:: Problem requirements ::
Reproduce the whole of the data exactly.

:: Data records for software interfaces ::
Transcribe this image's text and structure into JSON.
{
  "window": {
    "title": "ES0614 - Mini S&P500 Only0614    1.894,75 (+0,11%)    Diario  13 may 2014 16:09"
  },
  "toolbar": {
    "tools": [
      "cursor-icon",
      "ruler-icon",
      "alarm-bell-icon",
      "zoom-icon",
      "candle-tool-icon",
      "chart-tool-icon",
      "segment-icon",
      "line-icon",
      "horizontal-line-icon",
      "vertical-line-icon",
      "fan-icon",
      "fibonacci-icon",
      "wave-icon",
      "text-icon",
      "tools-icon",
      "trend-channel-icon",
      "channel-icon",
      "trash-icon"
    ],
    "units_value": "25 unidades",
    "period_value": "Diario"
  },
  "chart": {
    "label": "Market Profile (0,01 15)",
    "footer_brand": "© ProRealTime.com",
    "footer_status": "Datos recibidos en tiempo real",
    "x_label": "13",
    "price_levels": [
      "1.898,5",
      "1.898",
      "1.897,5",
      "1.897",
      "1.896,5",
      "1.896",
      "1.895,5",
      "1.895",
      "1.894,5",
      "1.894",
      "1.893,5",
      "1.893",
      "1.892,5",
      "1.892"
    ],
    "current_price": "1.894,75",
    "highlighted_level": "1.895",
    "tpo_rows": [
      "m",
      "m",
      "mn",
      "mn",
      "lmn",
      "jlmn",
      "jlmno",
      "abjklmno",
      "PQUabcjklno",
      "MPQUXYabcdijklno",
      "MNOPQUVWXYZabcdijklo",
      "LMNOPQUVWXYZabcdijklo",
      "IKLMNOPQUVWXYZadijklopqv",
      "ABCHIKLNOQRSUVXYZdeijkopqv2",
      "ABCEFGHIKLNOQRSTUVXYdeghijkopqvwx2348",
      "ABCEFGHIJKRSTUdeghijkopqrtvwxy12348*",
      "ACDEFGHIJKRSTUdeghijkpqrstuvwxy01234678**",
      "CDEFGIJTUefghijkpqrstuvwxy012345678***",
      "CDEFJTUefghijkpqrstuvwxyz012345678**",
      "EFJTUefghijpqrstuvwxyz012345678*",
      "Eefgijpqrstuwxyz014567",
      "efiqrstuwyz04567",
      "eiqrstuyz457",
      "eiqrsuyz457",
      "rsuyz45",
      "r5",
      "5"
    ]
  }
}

:: Problem solution ::
Transcribe this image's text and structure into JSON.
{
  "window": {
    "title": "ES0614 - Mini S&P500 Only0614    1.894,75 (+0,11%)    Diario  13 may 2014 16:09"
  },
  "toolbar": {
    "tools": [
      "cursor-icon",
      "ruler-icon",
      "alarm-bell-icon",
      "zoom-icon",
      "candle-tool-icon",
      "chart-tool-icon",
      "segment-icon",
      "line-icon",
      "horizontal-line-icon",
      "vertical-line-icon",
      "fan-icon",
      "fibonacci-icon",
      "wave-icon",
      "text-icon",
      "tools-icon",
      "trend-channel-icon",
      "channel-icon",
      "trash-icon"
    ],
    "units_value": "25 unidades",
    "period_value": "Diario"
  },
  "chart": {
    "label": "Market Profile (0,01 15)",
    "footer_brand": "© ProRealTime.com",
    "footer_status": "Datos recibidos en tiempo real",
    "x_label": "13",
    "price_levels": [
      "1.898,5",
      "1.898",
      "1.897,5",
      "1.897",
      "1.896,5",
      "1.896",
      "1.895,5",
      "1.895",
      "1.894,5",
      "1.894",
      "1.893,5",
      "1.893",
      "1.892,5",
      "1.892"
    ],
    "current_price": "1.894,75",
    "highlighted_level": "1.895",
    "tpo_rows": [
      "m",
      "m",
      "mn",
      "mn",
      "lmn",
      "jlmn",
      "jlmno",
      "abjklmno",
      "PQUabcjklno",
      "MPQUXYabcdijklno",
      "MNOPQUVWXYZabcdijklo",
      "LMNOPQUVWXYZabcdijklo",
      "IKLMNOPQUVWXYZadijklopqv",
      "ABCHIKLNOQRSUVXYZdeijkopqv2",
      "ABCEFGHIKLNOQRSTUVXYdeghijkopqvwx2348",
      "ABCEFGHIJKRSTUdeghijkopqrtvwxy12348*",
      "ACDEFGHIJKRSTUdeghijkpqrstuvwxy01234678**",
      "CDEFGIJTUefghijkpqrstuvwxy012345678***",
      "CDEFJTUefghijkpqrstuvwxyz012345678**",
      "EFJTUefghijpqrstuvwxyz012345678*",
      "Eefgijpqrstuwxyz014567",
      "efiqrstuwyz04567",
      "eiqrstuyz457",
      "eiqrsuyz457",
      "rsuyz45",
      "r5",
      "5"
    ]
  }
}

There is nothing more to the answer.